Please return, word for word, the line containing "What's the underlying" and each line after it through the end of the data below, and nothing else.

━━━━━ TASK INPUTS ━━━━━

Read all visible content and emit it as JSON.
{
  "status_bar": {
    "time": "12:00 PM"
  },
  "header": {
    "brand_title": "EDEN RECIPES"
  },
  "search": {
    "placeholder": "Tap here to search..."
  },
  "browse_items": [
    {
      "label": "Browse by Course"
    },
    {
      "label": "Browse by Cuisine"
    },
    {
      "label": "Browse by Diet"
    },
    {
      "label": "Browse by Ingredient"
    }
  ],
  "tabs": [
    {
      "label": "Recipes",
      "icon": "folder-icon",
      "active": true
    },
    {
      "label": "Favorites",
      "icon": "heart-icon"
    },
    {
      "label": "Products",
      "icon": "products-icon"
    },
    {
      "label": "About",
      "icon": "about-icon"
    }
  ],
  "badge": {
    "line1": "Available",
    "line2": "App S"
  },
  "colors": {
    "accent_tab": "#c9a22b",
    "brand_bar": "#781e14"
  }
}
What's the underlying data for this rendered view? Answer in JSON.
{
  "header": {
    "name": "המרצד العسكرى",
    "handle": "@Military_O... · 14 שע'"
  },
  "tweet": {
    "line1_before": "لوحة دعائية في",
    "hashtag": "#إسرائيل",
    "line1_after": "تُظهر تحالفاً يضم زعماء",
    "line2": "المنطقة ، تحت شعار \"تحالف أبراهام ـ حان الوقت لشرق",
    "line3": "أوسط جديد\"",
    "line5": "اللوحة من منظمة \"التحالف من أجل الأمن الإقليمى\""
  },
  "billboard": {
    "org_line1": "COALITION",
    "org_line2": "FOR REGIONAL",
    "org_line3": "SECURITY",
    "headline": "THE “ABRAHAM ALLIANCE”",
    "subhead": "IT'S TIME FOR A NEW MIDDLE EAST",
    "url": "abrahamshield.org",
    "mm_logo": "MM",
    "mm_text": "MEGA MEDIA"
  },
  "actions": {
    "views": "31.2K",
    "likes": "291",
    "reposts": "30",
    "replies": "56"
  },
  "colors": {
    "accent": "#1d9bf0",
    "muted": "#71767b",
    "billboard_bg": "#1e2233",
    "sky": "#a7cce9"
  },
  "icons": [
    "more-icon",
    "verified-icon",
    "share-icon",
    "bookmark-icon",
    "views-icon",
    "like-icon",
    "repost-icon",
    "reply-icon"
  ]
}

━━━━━

▸ REPLY
What's the underlying data for this rendered view? Answer in JSON.
{
  "header": {
    "name": "המרצד العسكرى",
    "handle": "@Military_O... · 14 שע'"
  },
  "tweet": {
    "line1_before": "لوحة دعائية في",
    "hashtag": "#إسرائيل",
    "line1_after": "تُظهر تحالفاً يضم زعماء",
    "line2": "المنطقة ، تحت شعار \"تحالف أبراهام ـ حان الوقت لشرق",
    "line3": "أوسط جديد\"",
    "line5": "اللوحة من منظمة \"التحالف من أجل الأمن الإقليمى\""
  },
  "billboard": {
    "org_line1": "COALITION",
    "org_line2": "FOR REGIONAL",
    "org_line3": "SECURITY",
    "headline": "THE “ABRAHAM ALLIANCE”",
    "subhead": "IT'S TIME FOR A NEW MIDDLE EAST",
    "url": "abrahamshield.org",
    "mm_logo": "MM",
    "mm_text": "MEGA MEDIA"
  },
  "actions": {
    "views": "31.2K",
    "likes": "291",
    "reposts": "30",
    "replies": "56"
  },
  "colors": {
    "accent": "#1d9bf0",
    "muted": "#71767b",
    "billboard_bg": "#1e2233",
    "sky": "#a7cce9"
  },
  "icons": [
    "more-icon",
    "verified-icon",
    "share-icon",
    "bookmark-icon",
    "views-icon",
    "like-icon",
    "repost-icon",
    "reply-icon"
  ]
}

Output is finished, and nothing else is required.